We perpetuate the problem when we tell patients a certain dental procedure is way too expensive or that it costs a lot of money. Our friends in medicine recommend the best care because most of their patients see their extensive procedures and surgeries covered, something we rarely see with dental insurance. We need to offer the same high quality care, regardless of benefits, and then review alternative options when patients decline or don’t have the budget for treatment.
I’m not suggesting we abandon insurance. If you’re happy with what a plan pays and allows, then stick with it. But if you’re not, make a call or write a letter and demand to be paid what you’re worth, and renegotiate, because you go above and beyond in the materials, time, and quality of care you provide patients. If that doesn’t work, drop the plan and let your patients know why. Let’s face it, the public thinks we are all millionaires making too much money anyway, so why not collect what we’ve earned?
In 1994, the average fee for a PFM crown in the U.S. was under $500. I receive packets in the mail with offers from plans all the time asking me to charge the same fee for a crown today.

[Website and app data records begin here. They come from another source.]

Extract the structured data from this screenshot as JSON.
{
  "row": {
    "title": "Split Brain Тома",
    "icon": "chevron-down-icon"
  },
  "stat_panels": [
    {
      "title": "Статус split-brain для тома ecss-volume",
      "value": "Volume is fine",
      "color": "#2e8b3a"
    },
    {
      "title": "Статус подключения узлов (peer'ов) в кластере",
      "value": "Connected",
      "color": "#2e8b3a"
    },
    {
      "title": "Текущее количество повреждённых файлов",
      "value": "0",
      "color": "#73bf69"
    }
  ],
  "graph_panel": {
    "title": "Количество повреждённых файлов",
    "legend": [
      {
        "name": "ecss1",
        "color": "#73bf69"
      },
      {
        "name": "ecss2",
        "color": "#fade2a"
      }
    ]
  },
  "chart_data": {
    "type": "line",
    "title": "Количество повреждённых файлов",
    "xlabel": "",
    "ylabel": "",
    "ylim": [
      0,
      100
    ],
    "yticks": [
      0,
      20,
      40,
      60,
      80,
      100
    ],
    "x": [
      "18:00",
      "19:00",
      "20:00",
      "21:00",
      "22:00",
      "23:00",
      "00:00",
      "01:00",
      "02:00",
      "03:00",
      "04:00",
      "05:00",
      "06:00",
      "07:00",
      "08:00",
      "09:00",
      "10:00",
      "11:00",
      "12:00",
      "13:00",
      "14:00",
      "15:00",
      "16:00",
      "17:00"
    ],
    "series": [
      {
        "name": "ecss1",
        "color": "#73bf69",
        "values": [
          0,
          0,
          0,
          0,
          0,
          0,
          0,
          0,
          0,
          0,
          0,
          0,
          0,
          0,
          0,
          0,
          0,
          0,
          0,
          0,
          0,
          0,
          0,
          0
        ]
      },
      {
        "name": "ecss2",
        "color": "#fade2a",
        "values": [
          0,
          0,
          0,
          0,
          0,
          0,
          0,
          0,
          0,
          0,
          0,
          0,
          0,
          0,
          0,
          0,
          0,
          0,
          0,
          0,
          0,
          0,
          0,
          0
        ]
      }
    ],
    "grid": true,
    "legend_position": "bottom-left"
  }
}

What was the hard cost to produce a crown in 1994 compared to today? We need to send a message collectively that fees need to be fair to patients, insurance companies, and providers. Many fee schedules are very lopsided and we lose when we accept them as is.
New dental schools are a great community resource. They’re a place to refer patients who can’t afford much treatment or who don’t keep appointments, and they’re a source of new jobs. In order to succeed today, we have to focus on patient-centered services and creative thinking, not on only what insurance will allow. Thius is very limited and inside the box thinking that restricts practice growth and patient satisfaction.
I recently listened to a podcast by a successful marketing entrepreneur(1) who stated, “We don’t have a resource problem, we have a distribution problem.” We have plenty of patients (over 30% of our nation’s population hasn’t seen a dentist in 12 or more months since the recent economic downturn), but we need to improve the way we approach care.
As medical costs go up we can only expect to see dental insurance reimbursements go down. How low are you willing to go? As Julia Pimsleur(2) wrote it in a recent article, we all have to overcome obstacles in our business, or our “Panama Canal,” to break through to something better. It’s up to us to better reinforce value, negotiate fair terms with plans, and convey the importance of oral care to our patients.
Tyler Williams, DDS, is a general dentist practicing in Murray, Utah. He is an active member of the AGD with a strong interest in practice leadership and development, as well as general, implant, and sleep dentistry.